Information shown:
┌────────

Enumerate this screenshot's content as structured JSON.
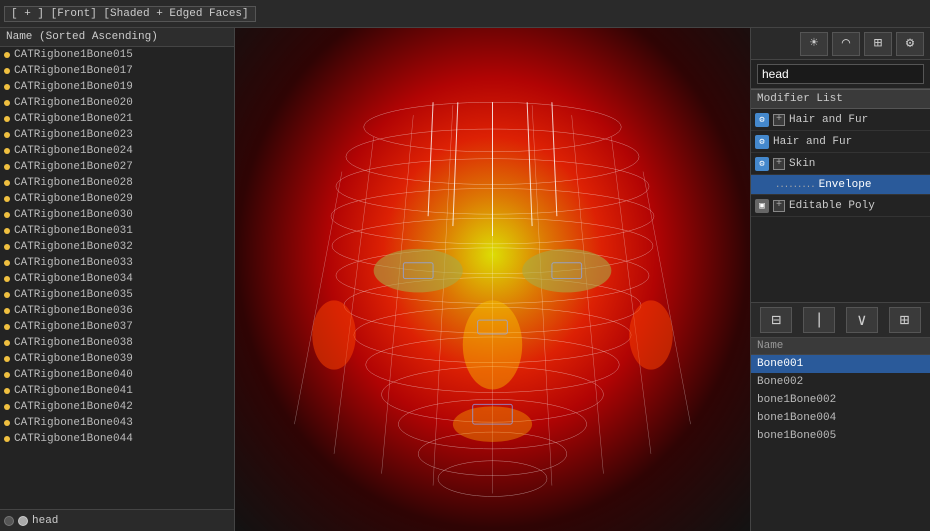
{
  "topbar": {
    "label": "[ + ] [Front] [Shaded + Edged Faces]"
  },
  "left_panel": {
    "header": "Name (Sorted Ascending)",
    "items": [
      "CATRigbone1Bone015",
      "CATRigbone1Bone017",
      "CATRigbone1Bone019",
      "CATRigbone1Bone020",
      "CATRigbone1Bone021",
      "CATRigbone1Bone023",
      "CATRigbone1Bone024",
      "CATRigbone1Bone027",
      "CATRigbone1Bone028",
      "CATRigbone1Bone029",
      "CATRigbone1Bone030",
      "CATRigbone1Bone031",
      "CATRigbone1Bone032",
      "CATRigbone1Bone033",
      "CATRigbone1Bone034",
      "CATRigbone1Bone035",
      "CATRigbone1Bone036",
      "CATRigbone1Bone037",
      "CATRigbone1Bone038",
      "CATRigbone1Bone039",
      "CATRigbone1Bone040",
      "CATRigbone1Bone041",
      "CATRigbone1Bone042",
      "CATRigbone1Bone043",
      "CATRigbone1Bone044"
    ],
    "status": "head"
  },
  "right_panel": {
    "name_field": "head",
    "modifier_list_label": "Modifier List",
    "modifiers": [
      {
        "id": "hair1",
        "label": "Hair and Fur",
        "has_plus": true,
        "type": "gear"
      },
      {
        "id": "hair2",
        "label": "Hair and Fur",
        "has_plus": false,
        "type": "gear"
      },
      {
        "id": "skin",
        "label": "Skin",
        "has_plus": true,
        "type": "gear"
      },
      {
        "id": "envelope",
        "label": "Envelope",
        "selected": true,
        "is_child": true
      },
      {
        "id": "editable",
        "label": "Editable Poly",
        "has_plus": true,
        "type": "box"
      }
    ],
    "nav_buttons": [
      "⊟",
      "|",
      "∨",
      "⊞"
    ],
    "bottom_header": "Name",
    "bones": [
      {
        "label": "Bone001",
        "selected": true
      },
      {
        "label": "Bone002",
        "selected": false
      },
      {
        "label": "bone1Bone002",
        "selected": false
      },
      {
        "label": "bone1Bone004",
        "selected": false
      },
      {
        "label": "bone1Bone005",
        "selected": false
      }
    ]
  },
  "toolbar_icons": [
    "☀",
    "◌",
    "⬡",
    "⚙"
  ]
}
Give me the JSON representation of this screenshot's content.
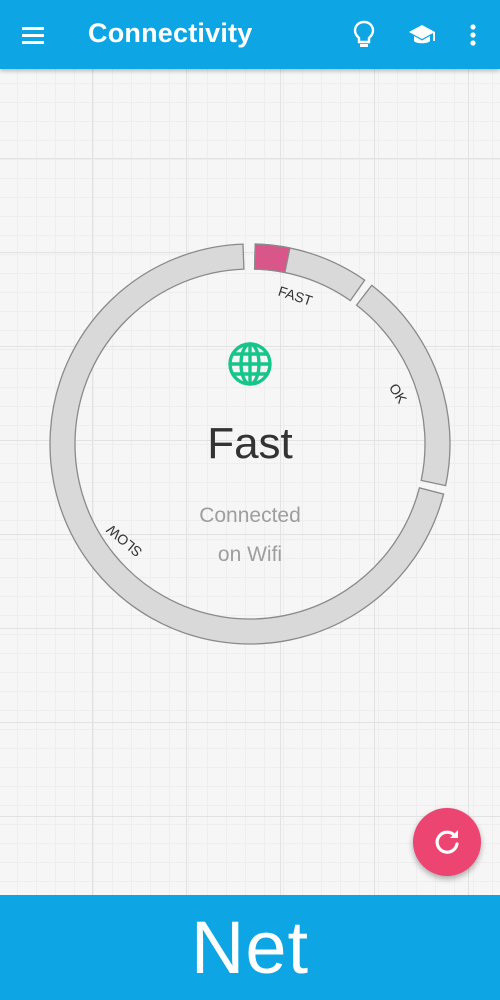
{
  "appbar": {
    "title": "Connectivity",
    "icons": [
      "menu-icon",
      "lightbulb-icon",
      "school-icon",
      "more-vert-icon"
    ]
  },
  "gauge": {
    "labels": {
      "fast": "FAST",
      "ok": "OK",
      "slow": "SLOW"
    },
    "indicator_zone": "fast",
    "indicator_color": "#d9568a",
    "track_color": "#d9d9d9"
  },
  "status": {
    "speed": "Fast",
    "line1": "Connected",
    "line2": "on Wifi",
    "icon": "globe-icon",
    "icon_color": "#16c58a"
  },
  "fab": {
    "icon": "refresh-icon",
    "color": "#ec4571"
  },
  "banner": {
    "text": "Net"
  },
  "colors": {
    "accent": "#0ea5e4"
  }
}
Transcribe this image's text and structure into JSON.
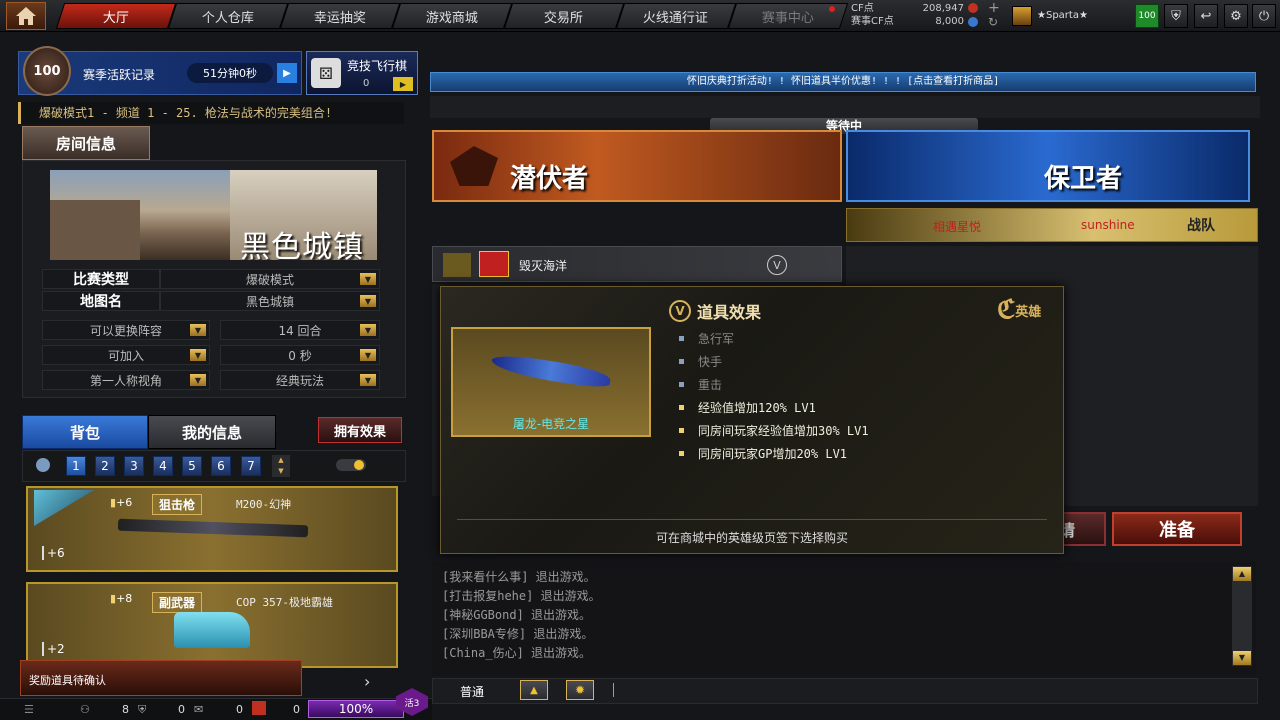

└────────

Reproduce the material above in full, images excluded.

Task result:
Enumerate this screenshot's content as structured JSON.
{
  "topbar": {
    "label": "[ + ] [Front] [Shaded + Edged Faces]"
  },
  "left_panel": {
    "header": "Name (Sorted Ascending)",
    "items": [
      "CATRigbone1Bone015",
      "CATRigbone1Bone017",
      "CATRigbone1Bone019",
      "CATRigbone1Bone020",
      "CATRigbone1Bone021",
      "CATRigbone1Bone023",
      "CATRigbone1Bone024",
      "CATRigbone1Bone027",
      "CATRigbone1Bone028",
      "CATRigbone1Bone029",
      "CATRigbone1Bone030",
      "CATRigbone1Bone031",
      "CATRigbone1Bone032",
      "CATRigbone1Bone033",
      "CATRigbone1Bone034",
      "CATRigbone1Bone035",
      "CATRigbone1Bone036",
      "CATRigbone1Bone037",
      "CATRigbone1Bone038",
      "CATRigbone1Bone039",
      "CATRigbone1Bone040",
      "CATRigbone1Bone041",
      "CATRigbone1Bone042",
      "CATRigbone1Bone043",
      "CATRigbone1Bone044"
    ],
    "status": "head"
  },
  "right_panel": {
    "name_field": "head",
    "modifier_list_label": "Modifier List",
    "modifiers": [
      {
        "id": "hair1",
        "label": "Hair and Fur",
        "has_plus": true,
        "type": "gear"
      },
      {
        "id": "hair2",
        "label": "Hair and Fur",
        "has_plus": false,
        "type": "gear"
      },
      {
        "id": "skin",
        "label": "Skin",
        "has_plus": true,
        "type": "gear"
      },
      {
        "id": "envelope",
        "label": "Envelope",
        "selected": true,
        "is_child": true
      },
      {
        "id": "editable",
        "label": "Editable Poly",
        "has_plus": true,
        "type": "box"
      }
    ],
    "nav_buttons": [
      "⊟",
      "|",
      "∨",
      "⊞"
    ],
    "bottom_header": "Name",
    "bones": [
      {
        "label": "Bone001",
        "selected": true
      },
      {
        "label": "Bone002",
        "selected": false
      },
      {
        "label": "bone1Bone002",
        "selected": false
      },
      {
        "label": "bone1Bone004",
        "selected": false
      },
      {
        "label": "bone1Bone005",
        "selected": false
      }
    ]
  },
  "toolbar_icons": [
    "☀",
    "◌",
    "⬡",
    "⚙"
  ]
}
Give me the JSON representation of this screenshot's content.
{
  "appbar": {
    "title": "Connectivity",
    "icons": [
      "menu-icon",
      "lightbulb-icon",
      "school-icon",
      "more-vert-icon"
    ]
  },
  "gauge": {
    "labels": {
      "fast": "FAST",
      "ok": "OK",
      "slow": "SLOW"
    },
    "indicator_zone": "fast",
    "indicator_color": "#d9568a",
    "track_color": "#d9d9d9"
  },
  "status": {
    "speed": "Fast",
    "line1": "Connected",
    "line2": "on Wifi",
    "icon": "globe-icon",
    "icon_color": "#16c58a"
  },
  "fab": {
    "icon": "refresh-icon",
    "color": "#ec4571"
  },
  "banner": {
    "text": "Net"
  },
  "colors": {
    "accent": "#0ea5e4"
  }
}
Transcribe this image's text and structure into JSON.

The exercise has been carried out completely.